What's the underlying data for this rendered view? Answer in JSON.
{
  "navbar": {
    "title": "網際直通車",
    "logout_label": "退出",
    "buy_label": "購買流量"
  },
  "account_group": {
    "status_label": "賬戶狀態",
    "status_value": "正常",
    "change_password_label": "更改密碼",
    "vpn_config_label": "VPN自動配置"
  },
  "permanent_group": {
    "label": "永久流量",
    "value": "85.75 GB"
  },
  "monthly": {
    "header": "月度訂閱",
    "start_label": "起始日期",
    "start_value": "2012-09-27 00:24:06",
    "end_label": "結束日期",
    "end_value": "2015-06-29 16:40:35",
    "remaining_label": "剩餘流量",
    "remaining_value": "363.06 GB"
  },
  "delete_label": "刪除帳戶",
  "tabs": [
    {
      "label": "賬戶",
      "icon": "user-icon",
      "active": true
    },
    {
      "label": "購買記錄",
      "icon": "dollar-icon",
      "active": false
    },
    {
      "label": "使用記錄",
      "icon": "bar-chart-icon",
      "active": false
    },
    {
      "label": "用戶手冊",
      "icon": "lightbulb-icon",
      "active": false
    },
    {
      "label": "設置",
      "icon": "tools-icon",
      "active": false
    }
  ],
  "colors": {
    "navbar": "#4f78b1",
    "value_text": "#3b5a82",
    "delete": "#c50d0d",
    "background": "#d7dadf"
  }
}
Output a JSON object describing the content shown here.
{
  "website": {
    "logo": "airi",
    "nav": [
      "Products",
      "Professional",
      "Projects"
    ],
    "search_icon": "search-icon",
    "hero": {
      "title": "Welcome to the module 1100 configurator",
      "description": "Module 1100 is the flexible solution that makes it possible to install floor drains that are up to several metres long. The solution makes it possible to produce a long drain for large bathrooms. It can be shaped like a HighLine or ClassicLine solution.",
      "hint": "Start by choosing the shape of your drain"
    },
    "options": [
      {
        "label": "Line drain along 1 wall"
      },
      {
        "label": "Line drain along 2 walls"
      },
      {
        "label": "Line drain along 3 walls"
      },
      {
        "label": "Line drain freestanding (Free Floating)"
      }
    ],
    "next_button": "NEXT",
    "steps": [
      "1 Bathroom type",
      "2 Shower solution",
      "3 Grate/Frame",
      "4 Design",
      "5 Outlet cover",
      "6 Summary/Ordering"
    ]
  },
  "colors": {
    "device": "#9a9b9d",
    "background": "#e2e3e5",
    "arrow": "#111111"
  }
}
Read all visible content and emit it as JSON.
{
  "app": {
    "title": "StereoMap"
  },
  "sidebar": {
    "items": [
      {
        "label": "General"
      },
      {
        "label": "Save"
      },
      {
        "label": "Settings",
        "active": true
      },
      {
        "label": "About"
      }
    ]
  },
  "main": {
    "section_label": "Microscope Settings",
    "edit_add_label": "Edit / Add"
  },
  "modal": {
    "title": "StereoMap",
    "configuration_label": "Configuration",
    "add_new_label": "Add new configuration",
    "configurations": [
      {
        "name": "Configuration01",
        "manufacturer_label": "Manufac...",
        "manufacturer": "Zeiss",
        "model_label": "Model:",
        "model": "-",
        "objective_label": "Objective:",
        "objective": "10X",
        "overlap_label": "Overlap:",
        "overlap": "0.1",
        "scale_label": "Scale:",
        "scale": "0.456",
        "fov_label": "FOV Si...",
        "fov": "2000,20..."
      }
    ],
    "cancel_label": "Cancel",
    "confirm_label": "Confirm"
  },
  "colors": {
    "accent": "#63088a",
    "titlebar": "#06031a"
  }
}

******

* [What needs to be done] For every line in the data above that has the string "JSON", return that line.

* [Exercise solution]
What's the underlying data for this rendered view? Answer in JSON.
Output a JSON object describing the content shown here.
Read all visible content and emit it as JSON.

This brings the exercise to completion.